They were to aid their country's war effort by flying twice to Tel Aviv, to load up planes with Israeli weapons and artillery, to be used by troops on the ground against the British.
"When we landed at Ben-Gurion, a committee of Argentines and Israelis met us," Arce told Clar?n, an Argentine national newspaper, breaking his 30-year silence. "They told us they had been waiting."
It was the first time an Aerol?neas Argentinas plane had touched down in Israel. Nobody was to know, until now, that it would return to Buenos Aires filled with weaponry.
Jorge Prelooker, now 75, was pilot of the second flight to Tel Aviv. "The British couldn't attack as we were flying non-military aircraft with civilians aboard," he said. "There would have been international uproar had we been shot down."

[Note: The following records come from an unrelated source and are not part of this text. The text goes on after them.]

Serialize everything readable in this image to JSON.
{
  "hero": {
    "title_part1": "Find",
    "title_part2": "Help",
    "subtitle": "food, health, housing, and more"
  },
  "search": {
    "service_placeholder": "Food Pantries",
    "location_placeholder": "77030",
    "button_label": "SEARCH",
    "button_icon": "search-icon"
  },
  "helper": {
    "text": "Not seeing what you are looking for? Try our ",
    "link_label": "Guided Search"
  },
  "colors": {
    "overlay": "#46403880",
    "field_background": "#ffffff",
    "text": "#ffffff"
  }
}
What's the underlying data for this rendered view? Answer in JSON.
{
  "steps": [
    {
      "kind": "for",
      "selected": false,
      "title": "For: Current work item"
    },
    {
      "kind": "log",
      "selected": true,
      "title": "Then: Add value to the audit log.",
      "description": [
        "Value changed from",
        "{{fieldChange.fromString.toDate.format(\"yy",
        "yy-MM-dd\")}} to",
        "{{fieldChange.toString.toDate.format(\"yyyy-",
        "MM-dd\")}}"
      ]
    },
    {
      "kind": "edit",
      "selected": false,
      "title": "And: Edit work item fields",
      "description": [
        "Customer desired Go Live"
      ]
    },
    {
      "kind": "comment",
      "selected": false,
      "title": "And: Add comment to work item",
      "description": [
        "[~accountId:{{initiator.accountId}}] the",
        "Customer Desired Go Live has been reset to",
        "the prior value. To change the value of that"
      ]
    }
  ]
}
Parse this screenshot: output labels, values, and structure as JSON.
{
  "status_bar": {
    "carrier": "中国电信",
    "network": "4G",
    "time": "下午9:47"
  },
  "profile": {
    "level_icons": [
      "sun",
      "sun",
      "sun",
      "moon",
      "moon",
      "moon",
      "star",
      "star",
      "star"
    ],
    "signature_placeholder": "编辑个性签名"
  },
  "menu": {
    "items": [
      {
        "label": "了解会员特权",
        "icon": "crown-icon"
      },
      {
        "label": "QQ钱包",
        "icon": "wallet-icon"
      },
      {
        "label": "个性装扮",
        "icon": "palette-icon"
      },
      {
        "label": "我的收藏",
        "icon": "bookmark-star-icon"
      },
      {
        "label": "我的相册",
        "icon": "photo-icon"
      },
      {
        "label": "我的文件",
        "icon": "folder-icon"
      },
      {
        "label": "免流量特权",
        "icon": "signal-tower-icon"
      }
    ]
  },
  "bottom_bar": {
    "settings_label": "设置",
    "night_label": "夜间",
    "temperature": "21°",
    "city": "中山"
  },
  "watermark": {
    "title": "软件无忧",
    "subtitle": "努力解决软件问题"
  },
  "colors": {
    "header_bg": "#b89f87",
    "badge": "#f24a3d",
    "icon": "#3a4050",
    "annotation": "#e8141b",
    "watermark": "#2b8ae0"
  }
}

Prelooker explained how the flights to Israel were also used as reconnaissance. "They told us to look out for British warships as we crossed the Atlantic Ocean and report back to Buenos Aires," he said.
Among the weaponry that was loaded onto the planes in Tel Aviv were air-to-air missiles, anti-tank mines, mortars, bombs and machine guns.
In addition to the operation, Israel collaborated with the dictatorship in Argentina during the Falklands War by sending arms via Peru so that the British would not find out.
The then prime minister, Menachem Begin, agreed to supply equipment - including gas masks, radar systems and fuel tanks for bombers - to Leopoldo Galtieri, head of the military junta, reportedly because of a long-standing hatred of the UK.